The Problem With Democracy In Hong Kong Isn’t Really China, It’s America

Photography by Alana Tse

Freedom and democracy have become synonymous beliefs — without democracy, there is no freedom for the people. This is especially true for the U.S., which has taken on the token image of liberty and independence and has diligently enforced these values across the globe. 

The idea of democracy in Hong Kong has been bubbling ever since the Yellow Umbrella Revolution in 2014, when a series of protests struck the city after the Chinese Communist Party (CCP) proposed reforms to the Hong Kong electoral system. The movement was a catalyst for what would be years of the Hong Kong people’s desire for political reform. In 2017, the Hong Kong Human Rights and Democracy Act was introduced to the U.S. government, but it never made it to the House of Representatives. The act specifically targeted those involved in the bookseller disappearances that shook the city in 2015 as well as to those who participated in the 2014 protests. Although Hong Kong is persistent in pressuring the government to implement a new political system, the democratic ideology in the nation is not fully independent of foreign influence.

Since the Umbrella Revolution in 2014, Hong Kong people have become engrossed with the thought of universal suffrage, freedom of speech and press. The movements have redefined the meaning of freedom in the city, especially in relation to foreign powers. Where there was once a strong aversion to the British government, due to the city’s previous status as a colony, Hong Kong people have now called upon American and British leaders to pressure China to release their tightening grip on the city’s political system. 

A result of this insistence on Western aid has prompted the emergence of the Hong Kong Human Rights and Democracy Act of 2019. Although this act is not identical to its 2017 predecessor, it still requests annual assessments of the city’s autonomy and sanctions for leaders who undermine democracy. 

I can’t help but think, why is there a glorification of America’s supposed freedom in Hong Kong? There is an air of nationalism and a clear desire for Hong Kong to remain Hong Kong while walking protests, so how would introducing an American perspective of  democracy work for a city that has never experienced full political autonomy? That is not to say that the idea of Hong Kong being fully democractic is not plausible. Rather, it is that attempting to assess democracy by using an external imperial power would not yield the same results as expected. In using another nation’s interpretation of democracy in a culture that is entirely unlike its own, the definition of democracy that would be applied to Hong Kong could not be the same as the one they are fighting for. Though the U.S. will not be an active ruler over Hong Kong, it seems unattainable in many minds to envision Hong Kong being democratic without foreign aid. Thus, how is one to say that Hong Kong could be fully independent? The persistence on American intervention and influence only reinforces the idea that Hong Kong has never experienced a “truly” democratic political system, so they look towards the ostensible emblem of democracy and freedom to lead them in developing a “new”system. 

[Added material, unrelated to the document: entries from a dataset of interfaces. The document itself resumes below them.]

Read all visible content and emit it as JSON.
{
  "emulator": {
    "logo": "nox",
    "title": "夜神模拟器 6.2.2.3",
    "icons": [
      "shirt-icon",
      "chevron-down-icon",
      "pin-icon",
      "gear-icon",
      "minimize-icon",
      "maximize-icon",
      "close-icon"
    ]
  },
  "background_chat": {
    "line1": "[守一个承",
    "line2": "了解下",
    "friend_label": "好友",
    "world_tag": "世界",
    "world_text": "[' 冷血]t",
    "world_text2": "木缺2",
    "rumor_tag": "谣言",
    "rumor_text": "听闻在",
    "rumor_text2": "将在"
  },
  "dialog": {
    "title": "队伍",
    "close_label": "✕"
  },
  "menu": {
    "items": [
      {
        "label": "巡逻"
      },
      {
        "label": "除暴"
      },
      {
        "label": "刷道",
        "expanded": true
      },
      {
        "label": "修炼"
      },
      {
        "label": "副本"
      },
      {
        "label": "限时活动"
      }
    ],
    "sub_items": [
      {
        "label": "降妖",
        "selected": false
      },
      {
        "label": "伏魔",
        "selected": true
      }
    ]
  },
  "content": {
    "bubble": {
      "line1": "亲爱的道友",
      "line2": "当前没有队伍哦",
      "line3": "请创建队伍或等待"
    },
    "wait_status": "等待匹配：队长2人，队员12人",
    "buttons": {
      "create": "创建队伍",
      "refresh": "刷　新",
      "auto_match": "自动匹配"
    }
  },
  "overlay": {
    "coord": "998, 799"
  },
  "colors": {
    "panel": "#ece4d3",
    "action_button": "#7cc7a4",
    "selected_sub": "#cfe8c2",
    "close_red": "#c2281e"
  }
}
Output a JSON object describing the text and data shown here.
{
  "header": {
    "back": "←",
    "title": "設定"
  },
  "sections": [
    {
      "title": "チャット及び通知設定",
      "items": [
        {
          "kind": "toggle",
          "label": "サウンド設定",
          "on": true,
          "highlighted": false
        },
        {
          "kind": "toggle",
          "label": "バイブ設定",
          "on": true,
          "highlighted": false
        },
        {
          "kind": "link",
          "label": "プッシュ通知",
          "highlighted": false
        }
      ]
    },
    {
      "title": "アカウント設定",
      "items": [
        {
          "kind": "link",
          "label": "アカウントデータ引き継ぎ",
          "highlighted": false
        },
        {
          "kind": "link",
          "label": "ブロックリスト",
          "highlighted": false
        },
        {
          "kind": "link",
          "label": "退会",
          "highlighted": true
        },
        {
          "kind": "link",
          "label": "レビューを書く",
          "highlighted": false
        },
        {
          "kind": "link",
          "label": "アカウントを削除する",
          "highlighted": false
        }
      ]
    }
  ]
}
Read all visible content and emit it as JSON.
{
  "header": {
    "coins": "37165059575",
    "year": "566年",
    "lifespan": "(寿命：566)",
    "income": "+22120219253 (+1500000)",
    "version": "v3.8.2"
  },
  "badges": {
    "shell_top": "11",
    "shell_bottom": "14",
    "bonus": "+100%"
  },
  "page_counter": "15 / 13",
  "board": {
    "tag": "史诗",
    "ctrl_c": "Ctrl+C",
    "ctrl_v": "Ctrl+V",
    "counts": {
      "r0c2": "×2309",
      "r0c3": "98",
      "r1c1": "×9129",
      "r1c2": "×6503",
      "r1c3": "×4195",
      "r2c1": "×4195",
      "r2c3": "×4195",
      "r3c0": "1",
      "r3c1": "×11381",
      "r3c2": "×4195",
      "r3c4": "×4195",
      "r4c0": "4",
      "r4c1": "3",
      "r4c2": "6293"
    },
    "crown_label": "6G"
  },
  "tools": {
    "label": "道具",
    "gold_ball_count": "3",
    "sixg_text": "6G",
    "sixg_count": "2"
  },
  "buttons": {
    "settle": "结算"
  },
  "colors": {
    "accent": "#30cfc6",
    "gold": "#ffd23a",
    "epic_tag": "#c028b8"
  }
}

This sentiment is particularly rampant amongst the younger generation of the city, as Maleek Mathieson, a 21-year-old Hong Kong-based rising rap artist told me. 

“If you don’t ask, you won’t receive,” Mathieson said, justifying marches to the American and British embassies, of which he could not participate in but actively supported. He continued by saying that “democracy in America is the truth.” His sentiment amplifies the ever-growing belief that Hong Kong’s political ideology ought to use the American government system as a basis for cultivating their own ideas on what freedom and democracy looks like. 

Amongst all the support for the Human Rights and Democracy Act, there is a lack of awareness that surrounds the possible motives behind the US government enacting it. House Speaker Nancy Pelosi stated, “If America does not speak out for human rights in China because of commercial interests, then we lose all moral authority to speak out on behalf of human rights any place in the world.” 

However, associate research fellow with the Shanghai Institute for International Studies Zhang Jian has a more economics-based argument. 

“Of all foreign countries in the world, the US has the most interests in Hong Kong,” Jian said. “If the US revokes Hong Kong’s status as a separate trading entity [from mainland China], both countries [China and the US] will suffer.”

Pelosi cited a humanitarian, political reason for supporting the act, yet she did not mention any of the financial power America will gain if the act passes. She plays into the “police” role that America has become closely associated with. However, the commercial repercussions of the act is a huge factor of Chinese resistance, and for good reason. Hong Kong is a central financial hub in Asia, and the possibility of losing its trading power could cripple its economy. What does that mean for the future of Hong Kong? 

It is a beautiful city that is rich in culture and belief. What it lacks is the faith that it can stand alone, without relying on anyone else’s strength.

Alana Tse is a second year literary journalism student major. She can be reached at alanat3@uci.edu.